In that same doomed carriage, there were young people striking out on their own. Jacob Hefter, 18, was a star student at Palmdale High starting his freshman year at Cal State Long Beach. Chen-Wyuan Kari Hsieh, 18, was a beaming senior and varsity tennis player at Hart High School in Newhall. Maria Elena Villalobos, 18, was a budding fashion designer with big plans, riding home to Moorpark from class at the Fashion Institute of Design and Merchandising in downtown Los Angeles. And Atul Vyas, 20, was already interviewing for grad school at the Massachusetts Institute of Technology and Harvard. Although the Claremont McKenna College student was of Indian descent, he was inducted into the Latino club at school because "they loved him so much," said his father, Vijay Vyas. "He was a very popular kid."
There were grandfathers whose youthful ambitions had given way to the gentle love of family. Dennis Arnold, 75, gave up a promising folk music career in the 1960s because he didn't want to be on the road all the time, away from his wife, Maria, and young daughter and son. He became an aerospace engineer and worked on his final day. Arnold loved nothing more than Sunday dinner with Maria, his adult children and their families.

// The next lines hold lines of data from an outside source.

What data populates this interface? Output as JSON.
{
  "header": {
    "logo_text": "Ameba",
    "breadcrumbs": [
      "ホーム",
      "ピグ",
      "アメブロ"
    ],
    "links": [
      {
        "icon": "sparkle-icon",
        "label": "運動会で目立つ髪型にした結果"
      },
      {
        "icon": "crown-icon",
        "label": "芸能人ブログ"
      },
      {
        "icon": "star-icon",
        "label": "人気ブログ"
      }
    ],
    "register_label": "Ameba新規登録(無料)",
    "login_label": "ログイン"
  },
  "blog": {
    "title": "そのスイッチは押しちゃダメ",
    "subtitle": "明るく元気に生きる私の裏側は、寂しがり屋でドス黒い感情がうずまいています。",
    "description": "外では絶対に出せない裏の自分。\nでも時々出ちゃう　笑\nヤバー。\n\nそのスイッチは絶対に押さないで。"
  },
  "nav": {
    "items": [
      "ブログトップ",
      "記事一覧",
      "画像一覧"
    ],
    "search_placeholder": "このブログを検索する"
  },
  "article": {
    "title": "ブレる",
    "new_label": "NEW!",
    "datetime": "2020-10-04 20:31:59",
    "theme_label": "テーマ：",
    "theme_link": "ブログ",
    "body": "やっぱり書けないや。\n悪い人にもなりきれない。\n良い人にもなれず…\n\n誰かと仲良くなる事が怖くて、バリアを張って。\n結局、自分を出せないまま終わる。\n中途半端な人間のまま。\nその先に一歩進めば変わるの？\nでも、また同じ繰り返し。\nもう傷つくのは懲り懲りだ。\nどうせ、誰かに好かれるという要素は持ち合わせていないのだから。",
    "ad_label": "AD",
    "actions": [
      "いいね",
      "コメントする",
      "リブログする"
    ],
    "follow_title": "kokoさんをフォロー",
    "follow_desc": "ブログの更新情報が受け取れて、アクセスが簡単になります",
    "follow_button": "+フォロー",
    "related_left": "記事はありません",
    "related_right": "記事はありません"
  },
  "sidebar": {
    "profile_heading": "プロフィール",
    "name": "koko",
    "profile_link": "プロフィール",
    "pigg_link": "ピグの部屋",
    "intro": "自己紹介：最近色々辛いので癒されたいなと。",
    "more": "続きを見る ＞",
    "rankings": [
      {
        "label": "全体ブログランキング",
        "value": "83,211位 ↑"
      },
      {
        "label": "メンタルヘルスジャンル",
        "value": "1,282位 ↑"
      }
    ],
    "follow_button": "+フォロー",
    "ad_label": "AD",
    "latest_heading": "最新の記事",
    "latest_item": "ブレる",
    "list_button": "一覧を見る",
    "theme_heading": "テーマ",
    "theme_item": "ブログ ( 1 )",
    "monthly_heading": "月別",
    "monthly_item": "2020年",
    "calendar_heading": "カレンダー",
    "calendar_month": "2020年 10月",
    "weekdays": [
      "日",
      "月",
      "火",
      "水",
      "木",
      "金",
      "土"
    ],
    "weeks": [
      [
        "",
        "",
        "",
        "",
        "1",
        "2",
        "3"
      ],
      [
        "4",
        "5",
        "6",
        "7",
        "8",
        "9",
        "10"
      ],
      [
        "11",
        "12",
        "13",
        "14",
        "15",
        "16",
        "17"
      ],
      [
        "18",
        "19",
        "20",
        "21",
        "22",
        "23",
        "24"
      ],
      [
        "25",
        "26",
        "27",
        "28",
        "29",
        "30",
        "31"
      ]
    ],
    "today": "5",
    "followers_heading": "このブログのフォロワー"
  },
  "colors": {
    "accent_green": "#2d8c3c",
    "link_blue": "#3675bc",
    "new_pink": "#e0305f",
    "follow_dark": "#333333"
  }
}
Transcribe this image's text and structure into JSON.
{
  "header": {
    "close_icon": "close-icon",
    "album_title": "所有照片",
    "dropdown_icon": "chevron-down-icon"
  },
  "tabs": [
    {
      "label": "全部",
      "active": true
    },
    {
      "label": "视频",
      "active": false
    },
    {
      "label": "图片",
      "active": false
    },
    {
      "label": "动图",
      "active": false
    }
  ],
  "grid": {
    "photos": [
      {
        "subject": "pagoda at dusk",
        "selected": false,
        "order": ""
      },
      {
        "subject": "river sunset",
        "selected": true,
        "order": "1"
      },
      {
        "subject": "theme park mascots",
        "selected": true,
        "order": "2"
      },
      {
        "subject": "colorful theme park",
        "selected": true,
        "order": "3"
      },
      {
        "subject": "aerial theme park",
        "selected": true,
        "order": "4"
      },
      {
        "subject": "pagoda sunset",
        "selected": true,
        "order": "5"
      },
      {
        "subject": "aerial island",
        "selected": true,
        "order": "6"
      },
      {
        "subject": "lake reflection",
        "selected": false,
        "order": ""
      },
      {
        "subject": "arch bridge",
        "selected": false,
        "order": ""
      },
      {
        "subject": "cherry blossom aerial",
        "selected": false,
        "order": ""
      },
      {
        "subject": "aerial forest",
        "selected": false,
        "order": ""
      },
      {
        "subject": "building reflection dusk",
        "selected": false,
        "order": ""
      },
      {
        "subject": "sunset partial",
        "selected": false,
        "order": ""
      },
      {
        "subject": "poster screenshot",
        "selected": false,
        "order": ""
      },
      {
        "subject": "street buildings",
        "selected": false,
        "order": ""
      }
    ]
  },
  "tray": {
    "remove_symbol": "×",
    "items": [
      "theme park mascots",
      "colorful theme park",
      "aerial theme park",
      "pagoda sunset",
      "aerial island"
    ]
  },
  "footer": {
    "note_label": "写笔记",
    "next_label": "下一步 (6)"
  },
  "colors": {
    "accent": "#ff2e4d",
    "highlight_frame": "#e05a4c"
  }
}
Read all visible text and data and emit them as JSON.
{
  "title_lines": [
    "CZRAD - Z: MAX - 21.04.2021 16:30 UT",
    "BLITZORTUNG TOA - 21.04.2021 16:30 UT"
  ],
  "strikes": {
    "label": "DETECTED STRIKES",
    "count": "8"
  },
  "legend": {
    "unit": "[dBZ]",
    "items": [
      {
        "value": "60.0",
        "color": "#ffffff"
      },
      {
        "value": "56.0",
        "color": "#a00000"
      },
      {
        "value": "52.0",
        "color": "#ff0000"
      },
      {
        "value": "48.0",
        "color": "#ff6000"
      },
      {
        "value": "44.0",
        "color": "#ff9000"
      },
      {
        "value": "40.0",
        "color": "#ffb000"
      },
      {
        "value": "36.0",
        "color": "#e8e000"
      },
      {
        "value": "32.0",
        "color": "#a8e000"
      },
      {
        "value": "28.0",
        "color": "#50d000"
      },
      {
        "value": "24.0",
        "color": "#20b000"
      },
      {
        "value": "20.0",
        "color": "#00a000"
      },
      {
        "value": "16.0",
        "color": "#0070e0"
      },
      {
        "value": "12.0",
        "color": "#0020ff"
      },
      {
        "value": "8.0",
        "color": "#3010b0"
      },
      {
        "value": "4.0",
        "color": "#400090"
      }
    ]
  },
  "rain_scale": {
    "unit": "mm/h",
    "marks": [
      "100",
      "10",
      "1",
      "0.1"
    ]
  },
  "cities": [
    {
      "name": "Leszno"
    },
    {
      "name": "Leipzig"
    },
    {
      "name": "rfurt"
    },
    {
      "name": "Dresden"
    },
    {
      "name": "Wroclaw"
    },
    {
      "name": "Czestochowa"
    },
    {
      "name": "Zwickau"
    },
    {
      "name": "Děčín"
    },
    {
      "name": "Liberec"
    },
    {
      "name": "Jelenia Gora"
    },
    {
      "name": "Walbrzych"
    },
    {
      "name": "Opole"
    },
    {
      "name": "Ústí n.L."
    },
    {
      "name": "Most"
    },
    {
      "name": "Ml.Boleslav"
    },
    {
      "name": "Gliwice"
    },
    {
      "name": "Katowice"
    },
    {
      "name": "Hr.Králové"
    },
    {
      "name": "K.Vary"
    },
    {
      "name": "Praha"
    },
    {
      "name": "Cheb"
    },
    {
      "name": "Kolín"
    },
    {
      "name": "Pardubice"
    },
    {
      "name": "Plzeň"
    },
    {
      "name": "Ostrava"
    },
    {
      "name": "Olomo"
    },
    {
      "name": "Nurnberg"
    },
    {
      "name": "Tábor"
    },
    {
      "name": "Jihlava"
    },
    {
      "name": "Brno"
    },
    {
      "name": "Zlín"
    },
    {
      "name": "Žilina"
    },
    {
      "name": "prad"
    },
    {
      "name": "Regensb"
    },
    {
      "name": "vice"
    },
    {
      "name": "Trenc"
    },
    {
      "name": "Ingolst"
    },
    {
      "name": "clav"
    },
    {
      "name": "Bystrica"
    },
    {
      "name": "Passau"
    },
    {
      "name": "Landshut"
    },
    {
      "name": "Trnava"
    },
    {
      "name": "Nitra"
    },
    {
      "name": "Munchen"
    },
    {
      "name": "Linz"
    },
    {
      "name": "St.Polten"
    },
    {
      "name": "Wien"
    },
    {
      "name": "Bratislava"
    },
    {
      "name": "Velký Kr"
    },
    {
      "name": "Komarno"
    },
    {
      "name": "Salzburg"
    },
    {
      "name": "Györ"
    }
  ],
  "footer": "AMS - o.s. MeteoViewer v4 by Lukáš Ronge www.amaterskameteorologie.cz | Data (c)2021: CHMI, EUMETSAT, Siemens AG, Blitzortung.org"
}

Yi Chao, 72, survived the killing fields in Cambodia and adored his 5-year-old grandson, who woke up every day and went into Chao's room. Friday, Chao was taking the train home to Simi Valley after an eye doctor appointment in Los Angeles. It took more than a day for his family to find out he had been killed.
Howard Pompel, 69, hopped on the train after work at the Los Angeles City Employees Club. He normally took a later train but cut out early to play pool with a family friend. "He wore his heart on his sleeve," said his daughter, Annette Conway. "He loved to make people laugh."
The montage of human loss is so wide that the figures mostly get painted in single brush strokes.